Mont Blanc is the highest mountain in the Alps and in Western Europe. Mont Blanc means “White Mountain” for its perpetual snow fields and glaciers. Towering at 15,782 feet (4,810 meters) trekkers get to see incredible vistas from high mountain passes, lush valleys, highway-sized glaciers and alpine views.
Getting up close and personal to Mont Blanc is a 20-minute ride in the Aiguille du Midi cable car from Chamonix. Be mindful of altitude sickness. At those heights, breathing gets a bit more difficult due to the thin air, and giddiness might set in.
We met a couple who were just about to begin their trekking journey. We stayed around to watch them adorn their heavy snow gear. Some snapshots together, one good-bye and they went their way, disappearing into the snow.
I took this opportunity to Step Into The Void, a 2.5 meter glass enclosure, extending over a 1000 meter precipice.
This cosy bar can be found in Mercure Hotel Chamonix, France. The hotel is located at the foot of Mont Blanc and the Aiguille du Midi mountains, and only a few steps away from the Chamonix’s railway station.
Chamonix is one of the oldest ski resort towns in France. Mark Twight describes Chamonix as “the death-sport capital of the world” because it is a base for extreme sports like ice-climbing, rock climbing, paragliding, rafting, canyoning, wingsuit flying and extreme skiing.
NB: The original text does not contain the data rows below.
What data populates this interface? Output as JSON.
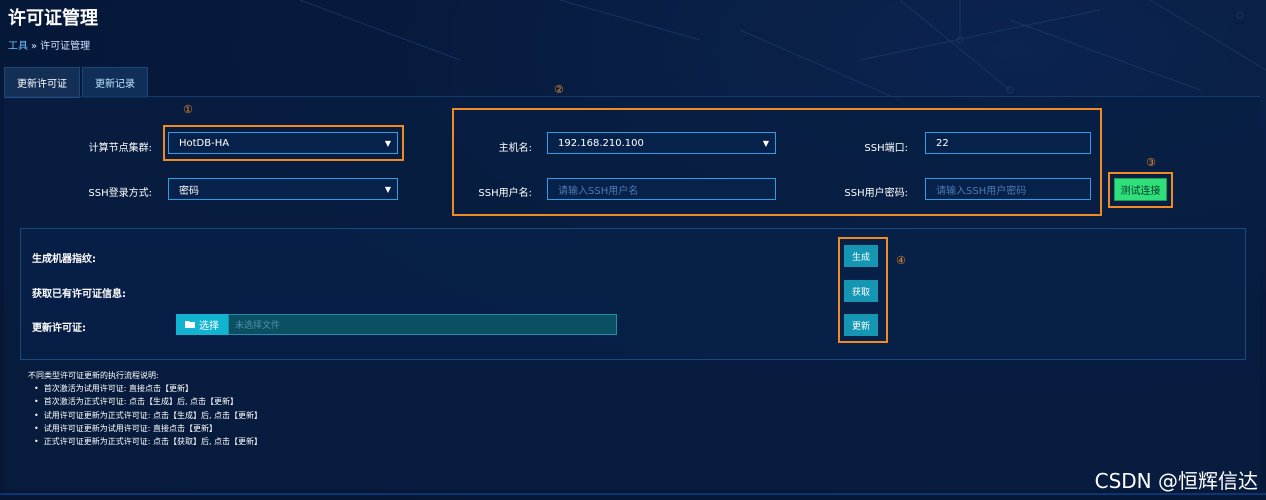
{
  "page": {
    "title": "许可证管理"
  },
  "breadcrumb": {
    "root": "工具",
    "separator": "»",
    "current": "许可证管理"
  },
  "tabs": [
    {
      "label": "更新许可证",
      "active": true
    },
    {
      "label": "更新记录",
      "active": false
    }
  ],
  "form": {
    "cluster_label": "计算节点集群:",
    "cluster_value": "HotDB-HA",
    "login_method_label": "SSH登录方式:",
    "login_method_value": "密码",
    "host_label": "主机名:",
    "host_value": "192.168.210.100",
    "ssh_port_label": "SSH端口:",
    "ssh_port_value": "22",
    "ssh_user_label": "SSH用户名:",
    "ssh_user_placeholder": "请输入SSH用户名",
    "ssh_password_label": "SSH用户密码:",
    "ssh_password_placeholder": "请输入SSH用户密码",
    "test_button": "测试连接"
  },
  "markers": {
    "m1": "①",
    "m2": "②",
    "m3": "③",
    "m4": "④"
  },
  "actions": {
    "fingerprint_label": "生成机器指纹:",
    "existing_label": "获取已有许可证信息:",
    "update_label": "更新许可证:",
    "generate_button": "生成",
    "fetch_button": "获取",
    "update_button": "更新",
    "file_button": "选择",
    "file_placeholder": "未选择文件"
  },
  "notes": {
    "title": "不同类型许可证更新的执行流程说明:",
    "items": [
      "首次激活为试用许可证: 直接点击【更新】",
      "首次激活为正式许可证: 点击【生成】后, 点击【更新】",
      "试用许可证更新为正式许可证: 点击【生成】后, 点击【更新】",
      "试用许可证更新为试用许可证: 直接点击【更新】",
      "正式许可证更新为正式许可证: 点击【获取】后, 点击【更新】"
    ]
  },
  "watermark": "CSDN @恒辉信达",
  "colors": {
    "accent": "#2c9ee6",
    "highlight": "#f08a24",
    "success": "#2fe07a",
    "teal": "#1597b3"
  }
}
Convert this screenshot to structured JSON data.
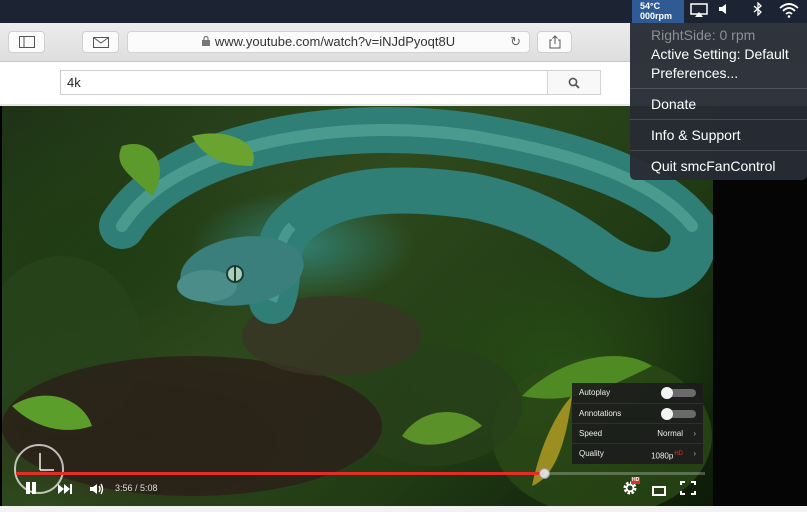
{
  "menubar": {
    "temperature": "54°C",
    "fan_speed": "000rpm",
    "icons": [
      "airplay-icon",
      "volume-icon",
      "bluetooth-icon",
      "wifi-icon"
    ]
  },
  "browser": {
    "url": "www.youtube.com/watch?v=iNJdPyoqt8U",
    "icons": [
      "sidebar-icon",
      "mail-icon",
      "lock-icon",
      "reload-icon",
      "share-icon"
    ]
  },
  "search": {
    "value": "4k",
    "icon": "search-icon"
  },
  "player": {
    "current_time": "3:56",
    "duration": "5:08",
    "progress_played": 0.766,
    "icons": [
      "pause-icon",
      "next-icon",
      "volume-icon",
      "settings-icon",
      "theater-icon",
      "fullscreen-icon"
    ],
    "settings_badge": "HD",
    "accent_color": "#e52d27",
    "settings_panel": {
      "autoplay_label": "Autoplay",
      "autoplay_on": false,
      "annotations_label": "Annotations",
      "annotations_on": false,
      "speed_label": "Speed",
      "speed_value": "Normal",
      "quality_label": "Quality",
      "quality_value": "1080p",
      "quality_badge": "HD"
    }
  },
  "menu": {
    "fan_status": "RightSide: 0 rpm",
    "active_setting": "Active Setting: Default",
    "preferences": "Preferences...",
    "donate": "Donate",
    "info": "Info & Support",
    "quit": "Quit smcFanControl"
  }
}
Something to shout about:-
Chamonix played host to the first Winter Olympics in 1924
The gondola that brings skiers and visitors up to Mont-Blanc (Western Europe’s tallest mountain) is just 10 minutes walk from the hotel.
Pierce Brosnan went to Chamonix to film the James Bond movie, The World Is Not Enough.
McDonalds is just up the road in the town centre, so you need never go hungry.
During my long coach journey from Switzerland to France, I stayed overnight at a French city called Nancy in the Lorraine region. By the end of the evening, I wished I could have had an extra day or two to explore this very historical city.
Nancy has an air of finesse found nowhere else in Lorraine. Thanks to Place Stanislas, she is considered to be one of the most beautiful places in the world and is inscribed in UNESCO’s World Heritage List.
Up to the mid-17th century, Nancy comprised two distinct fortified towns separated by an esplanade. Stanislas I, King of Poland and father-in-law of Louis XV, wanted to honour his son-in-law. So he embarked on an ambitious project to join the towns and extend the area. The French architect, Emmanual Héré de Corny, was commissioned to look for an ideal site and in 1752, the foundation stone for the first building in the Stanislas Square was laid.
Place Stanislas is Nancy’s crowning glory. The magnificent pale-stone buildings and facades, fountains and gold-coloured wrought-iron railings, are regarded as one of the most exquisite and homogeneous examples of 18th century neo-classical architecture.
Famous buildings surrounding the square include the handsome Town Hall (Hôtel de Ville), the Opera House (Opéra National de Lorraine) and the Fine Arts Museum (Musée des Beaux-Art).
Besides being an arts and cultural melting pot, the square is also home to many cafes and restaurants. This makes it the undoubted venue for events and festivities in Nancy.
Outside the golden gates, the Old Town becomes recognisable with its narrows streets, alleyways, tall houses and mullioned windows.